▶ [Work order]: What lines of the data below include the word "selected"? Report them by copying each.

▶ [Extracted entries]:
-*-*-

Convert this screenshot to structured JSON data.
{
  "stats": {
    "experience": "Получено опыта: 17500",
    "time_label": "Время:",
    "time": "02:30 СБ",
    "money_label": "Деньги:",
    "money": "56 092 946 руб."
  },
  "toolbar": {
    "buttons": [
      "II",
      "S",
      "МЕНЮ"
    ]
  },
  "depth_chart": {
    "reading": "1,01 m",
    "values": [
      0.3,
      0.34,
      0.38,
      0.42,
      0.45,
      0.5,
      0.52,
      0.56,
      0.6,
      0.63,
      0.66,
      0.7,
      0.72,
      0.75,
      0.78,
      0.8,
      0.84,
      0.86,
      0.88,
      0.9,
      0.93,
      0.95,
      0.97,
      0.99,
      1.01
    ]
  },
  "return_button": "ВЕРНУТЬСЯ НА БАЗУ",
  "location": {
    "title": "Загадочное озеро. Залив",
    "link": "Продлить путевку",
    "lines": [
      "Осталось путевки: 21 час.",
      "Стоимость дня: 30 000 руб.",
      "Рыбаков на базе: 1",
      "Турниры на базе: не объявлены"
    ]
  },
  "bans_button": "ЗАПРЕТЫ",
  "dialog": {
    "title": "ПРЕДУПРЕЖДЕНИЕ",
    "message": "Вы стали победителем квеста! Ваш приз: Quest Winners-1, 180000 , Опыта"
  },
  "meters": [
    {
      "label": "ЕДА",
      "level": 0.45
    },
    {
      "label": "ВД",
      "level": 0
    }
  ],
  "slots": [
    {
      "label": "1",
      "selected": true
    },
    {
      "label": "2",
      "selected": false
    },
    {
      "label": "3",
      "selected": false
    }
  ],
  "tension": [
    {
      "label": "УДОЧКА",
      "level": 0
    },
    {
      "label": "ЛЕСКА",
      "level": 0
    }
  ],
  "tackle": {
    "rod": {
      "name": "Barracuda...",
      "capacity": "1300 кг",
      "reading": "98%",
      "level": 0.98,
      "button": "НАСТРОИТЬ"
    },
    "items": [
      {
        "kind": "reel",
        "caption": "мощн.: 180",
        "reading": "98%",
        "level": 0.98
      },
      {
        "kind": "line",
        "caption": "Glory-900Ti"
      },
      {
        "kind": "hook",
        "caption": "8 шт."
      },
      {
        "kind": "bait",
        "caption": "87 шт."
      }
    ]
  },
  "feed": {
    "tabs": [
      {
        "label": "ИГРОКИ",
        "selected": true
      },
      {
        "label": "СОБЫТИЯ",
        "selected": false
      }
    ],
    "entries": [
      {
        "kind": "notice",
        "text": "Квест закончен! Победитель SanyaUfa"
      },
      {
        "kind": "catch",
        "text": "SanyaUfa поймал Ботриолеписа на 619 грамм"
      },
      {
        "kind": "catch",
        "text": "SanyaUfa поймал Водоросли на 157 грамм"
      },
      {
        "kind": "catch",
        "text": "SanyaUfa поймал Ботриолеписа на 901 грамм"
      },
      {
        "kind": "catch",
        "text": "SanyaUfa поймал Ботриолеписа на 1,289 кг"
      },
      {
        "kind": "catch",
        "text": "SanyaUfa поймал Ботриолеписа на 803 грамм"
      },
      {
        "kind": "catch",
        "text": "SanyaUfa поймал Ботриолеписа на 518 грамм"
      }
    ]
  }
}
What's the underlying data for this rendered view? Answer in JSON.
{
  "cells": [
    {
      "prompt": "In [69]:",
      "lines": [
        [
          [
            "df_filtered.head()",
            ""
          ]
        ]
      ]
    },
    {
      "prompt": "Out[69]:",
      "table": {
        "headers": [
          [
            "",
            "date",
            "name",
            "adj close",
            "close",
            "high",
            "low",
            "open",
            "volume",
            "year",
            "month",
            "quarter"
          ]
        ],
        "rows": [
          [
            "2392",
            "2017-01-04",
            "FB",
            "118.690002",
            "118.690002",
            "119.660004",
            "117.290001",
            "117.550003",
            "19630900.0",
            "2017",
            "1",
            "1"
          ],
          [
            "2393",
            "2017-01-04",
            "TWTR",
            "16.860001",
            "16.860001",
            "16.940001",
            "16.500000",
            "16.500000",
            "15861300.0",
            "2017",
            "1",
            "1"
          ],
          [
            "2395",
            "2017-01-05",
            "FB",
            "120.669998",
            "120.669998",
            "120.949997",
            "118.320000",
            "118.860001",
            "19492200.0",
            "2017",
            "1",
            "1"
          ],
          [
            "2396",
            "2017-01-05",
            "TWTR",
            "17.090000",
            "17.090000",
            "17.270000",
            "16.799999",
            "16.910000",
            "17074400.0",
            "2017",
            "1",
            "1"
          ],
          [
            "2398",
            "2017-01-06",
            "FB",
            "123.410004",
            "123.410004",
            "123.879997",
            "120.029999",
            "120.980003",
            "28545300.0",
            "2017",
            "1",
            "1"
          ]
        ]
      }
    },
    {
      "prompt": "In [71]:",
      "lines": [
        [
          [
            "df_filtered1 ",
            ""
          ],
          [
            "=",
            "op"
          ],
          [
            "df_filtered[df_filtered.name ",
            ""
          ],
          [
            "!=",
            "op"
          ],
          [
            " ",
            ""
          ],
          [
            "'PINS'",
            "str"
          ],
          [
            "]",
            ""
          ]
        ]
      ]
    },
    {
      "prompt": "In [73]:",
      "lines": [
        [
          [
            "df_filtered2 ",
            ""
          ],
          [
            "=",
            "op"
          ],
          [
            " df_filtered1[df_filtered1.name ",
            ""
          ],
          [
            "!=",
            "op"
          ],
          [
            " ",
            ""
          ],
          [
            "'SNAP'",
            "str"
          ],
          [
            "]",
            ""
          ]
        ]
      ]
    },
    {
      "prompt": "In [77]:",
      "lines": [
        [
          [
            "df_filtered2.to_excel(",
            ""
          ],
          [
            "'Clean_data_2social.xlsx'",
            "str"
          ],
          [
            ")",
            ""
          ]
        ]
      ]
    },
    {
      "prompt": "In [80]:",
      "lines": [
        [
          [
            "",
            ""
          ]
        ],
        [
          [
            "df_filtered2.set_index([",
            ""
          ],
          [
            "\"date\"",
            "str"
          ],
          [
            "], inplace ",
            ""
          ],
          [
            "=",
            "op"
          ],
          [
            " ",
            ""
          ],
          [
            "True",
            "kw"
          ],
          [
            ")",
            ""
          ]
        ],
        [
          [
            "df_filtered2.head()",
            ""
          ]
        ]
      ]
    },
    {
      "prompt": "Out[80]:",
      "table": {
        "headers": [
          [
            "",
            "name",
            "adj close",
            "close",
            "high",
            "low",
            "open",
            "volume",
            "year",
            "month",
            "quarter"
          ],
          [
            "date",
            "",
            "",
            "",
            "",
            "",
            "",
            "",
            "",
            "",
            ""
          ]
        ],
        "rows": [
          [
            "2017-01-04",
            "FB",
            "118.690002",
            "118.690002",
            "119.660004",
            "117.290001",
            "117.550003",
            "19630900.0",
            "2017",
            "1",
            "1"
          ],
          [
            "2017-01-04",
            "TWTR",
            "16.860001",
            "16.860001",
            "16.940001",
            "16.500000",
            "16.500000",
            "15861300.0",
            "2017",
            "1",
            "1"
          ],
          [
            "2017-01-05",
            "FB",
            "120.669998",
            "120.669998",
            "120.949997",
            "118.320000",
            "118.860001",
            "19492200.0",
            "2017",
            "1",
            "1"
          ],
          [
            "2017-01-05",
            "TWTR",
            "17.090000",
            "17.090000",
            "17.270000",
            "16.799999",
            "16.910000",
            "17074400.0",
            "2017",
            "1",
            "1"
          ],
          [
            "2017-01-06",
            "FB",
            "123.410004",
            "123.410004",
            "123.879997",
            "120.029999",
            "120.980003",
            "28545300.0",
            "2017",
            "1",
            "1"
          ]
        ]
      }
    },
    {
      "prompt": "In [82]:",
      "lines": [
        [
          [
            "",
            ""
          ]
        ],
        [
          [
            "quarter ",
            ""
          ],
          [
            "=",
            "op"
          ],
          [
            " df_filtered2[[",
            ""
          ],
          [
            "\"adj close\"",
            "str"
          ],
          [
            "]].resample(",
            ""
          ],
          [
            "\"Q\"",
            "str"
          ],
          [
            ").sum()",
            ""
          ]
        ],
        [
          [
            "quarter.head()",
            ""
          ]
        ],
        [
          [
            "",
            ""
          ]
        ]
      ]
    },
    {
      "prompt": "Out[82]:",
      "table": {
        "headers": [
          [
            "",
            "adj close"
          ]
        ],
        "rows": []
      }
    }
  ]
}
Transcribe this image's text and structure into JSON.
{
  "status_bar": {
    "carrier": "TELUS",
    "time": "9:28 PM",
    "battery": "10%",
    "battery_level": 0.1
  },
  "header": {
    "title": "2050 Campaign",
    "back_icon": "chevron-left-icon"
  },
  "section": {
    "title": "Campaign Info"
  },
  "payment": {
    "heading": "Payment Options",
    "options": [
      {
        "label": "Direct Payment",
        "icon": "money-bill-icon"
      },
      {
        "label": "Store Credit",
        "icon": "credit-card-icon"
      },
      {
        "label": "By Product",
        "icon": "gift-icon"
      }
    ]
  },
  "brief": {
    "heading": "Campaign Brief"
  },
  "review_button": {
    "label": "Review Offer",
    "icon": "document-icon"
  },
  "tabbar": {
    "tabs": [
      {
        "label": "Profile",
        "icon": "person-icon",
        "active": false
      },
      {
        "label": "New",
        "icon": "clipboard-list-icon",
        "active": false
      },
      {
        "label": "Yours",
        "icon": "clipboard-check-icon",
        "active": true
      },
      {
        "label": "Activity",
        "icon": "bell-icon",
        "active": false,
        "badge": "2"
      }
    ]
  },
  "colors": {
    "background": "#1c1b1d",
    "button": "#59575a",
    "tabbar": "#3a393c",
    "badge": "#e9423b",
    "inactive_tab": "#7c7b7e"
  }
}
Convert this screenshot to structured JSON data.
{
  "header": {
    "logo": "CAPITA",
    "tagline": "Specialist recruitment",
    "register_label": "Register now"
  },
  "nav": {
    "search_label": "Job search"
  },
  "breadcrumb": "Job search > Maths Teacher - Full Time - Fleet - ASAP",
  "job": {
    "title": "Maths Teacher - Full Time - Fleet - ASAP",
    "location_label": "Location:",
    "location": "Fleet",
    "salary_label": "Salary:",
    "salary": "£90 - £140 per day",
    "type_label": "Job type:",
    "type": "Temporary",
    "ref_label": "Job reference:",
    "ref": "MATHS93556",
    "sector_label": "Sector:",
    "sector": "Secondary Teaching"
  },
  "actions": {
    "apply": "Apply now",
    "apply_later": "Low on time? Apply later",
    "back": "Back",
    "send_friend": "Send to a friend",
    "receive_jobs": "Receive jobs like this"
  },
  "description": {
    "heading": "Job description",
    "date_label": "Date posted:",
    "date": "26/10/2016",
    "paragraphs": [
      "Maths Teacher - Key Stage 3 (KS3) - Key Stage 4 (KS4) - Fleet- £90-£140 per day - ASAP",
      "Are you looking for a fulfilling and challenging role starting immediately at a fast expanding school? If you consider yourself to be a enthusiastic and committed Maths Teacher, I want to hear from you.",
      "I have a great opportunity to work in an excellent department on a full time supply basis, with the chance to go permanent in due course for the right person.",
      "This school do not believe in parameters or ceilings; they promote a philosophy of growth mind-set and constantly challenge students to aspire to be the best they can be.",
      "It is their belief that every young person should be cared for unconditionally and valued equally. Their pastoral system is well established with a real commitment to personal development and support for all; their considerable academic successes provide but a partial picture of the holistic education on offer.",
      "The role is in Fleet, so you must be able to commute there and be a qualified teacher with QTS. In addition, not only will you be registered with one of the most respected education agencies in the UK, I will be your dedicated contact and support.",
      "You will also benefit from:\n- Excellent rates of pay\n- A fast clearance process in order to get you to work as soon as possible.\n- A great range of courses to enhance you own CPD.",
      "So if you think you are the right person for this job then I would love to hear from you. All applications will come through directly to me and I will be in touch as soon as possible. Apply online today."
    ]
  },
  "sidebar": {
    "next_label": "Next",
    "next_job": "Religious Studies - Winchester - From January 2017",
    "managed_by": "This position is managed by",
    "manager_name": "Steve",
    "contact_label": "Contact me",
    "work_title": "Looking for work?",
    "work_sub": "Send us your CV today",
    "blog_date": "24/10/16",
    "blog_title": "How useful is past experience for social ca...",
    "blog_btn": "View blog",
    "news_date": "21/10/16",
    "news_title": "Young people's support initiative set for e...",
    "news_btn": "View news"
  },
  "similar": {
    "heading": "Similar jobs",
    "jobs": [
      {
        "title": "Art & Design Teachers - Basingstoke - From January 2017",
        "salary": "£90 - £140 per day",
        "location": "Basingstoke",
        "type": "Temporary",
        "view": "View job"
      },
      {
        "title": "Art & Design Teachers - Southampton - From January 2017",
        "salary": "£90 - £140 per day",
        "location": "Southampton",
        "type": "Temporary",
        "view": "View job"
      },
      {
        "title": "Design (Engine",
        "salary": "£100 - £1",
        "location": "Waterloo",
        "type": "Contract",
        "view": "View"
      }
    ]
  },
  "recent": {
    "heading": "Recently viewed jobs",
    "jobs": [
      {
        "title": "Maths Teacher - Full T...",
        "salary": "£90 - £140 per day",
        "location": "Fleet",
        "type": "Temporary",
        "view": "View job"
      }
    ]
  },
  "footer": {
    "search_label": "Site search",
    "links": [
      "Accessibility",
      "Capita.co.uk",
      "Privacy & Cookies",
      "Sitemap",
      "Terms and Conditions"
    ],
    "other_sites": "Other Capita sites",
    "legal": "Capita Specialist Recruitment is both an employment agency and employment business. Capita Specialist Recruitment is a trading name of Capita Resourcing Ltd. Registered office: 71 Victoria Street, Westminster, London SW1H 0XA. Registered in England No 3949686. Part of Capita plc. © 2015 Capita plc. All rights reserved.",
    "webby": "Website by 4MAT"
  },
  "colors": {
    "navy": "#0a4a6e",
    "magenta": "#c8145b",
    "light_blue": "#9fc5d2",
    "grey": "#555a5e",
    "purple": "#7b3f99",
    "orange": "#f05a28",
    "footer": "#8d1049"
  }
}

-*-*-

▶ [Finished task]:
      "selected": true
      "selected": false
      "selected": false
        "selected": true
        "selected": false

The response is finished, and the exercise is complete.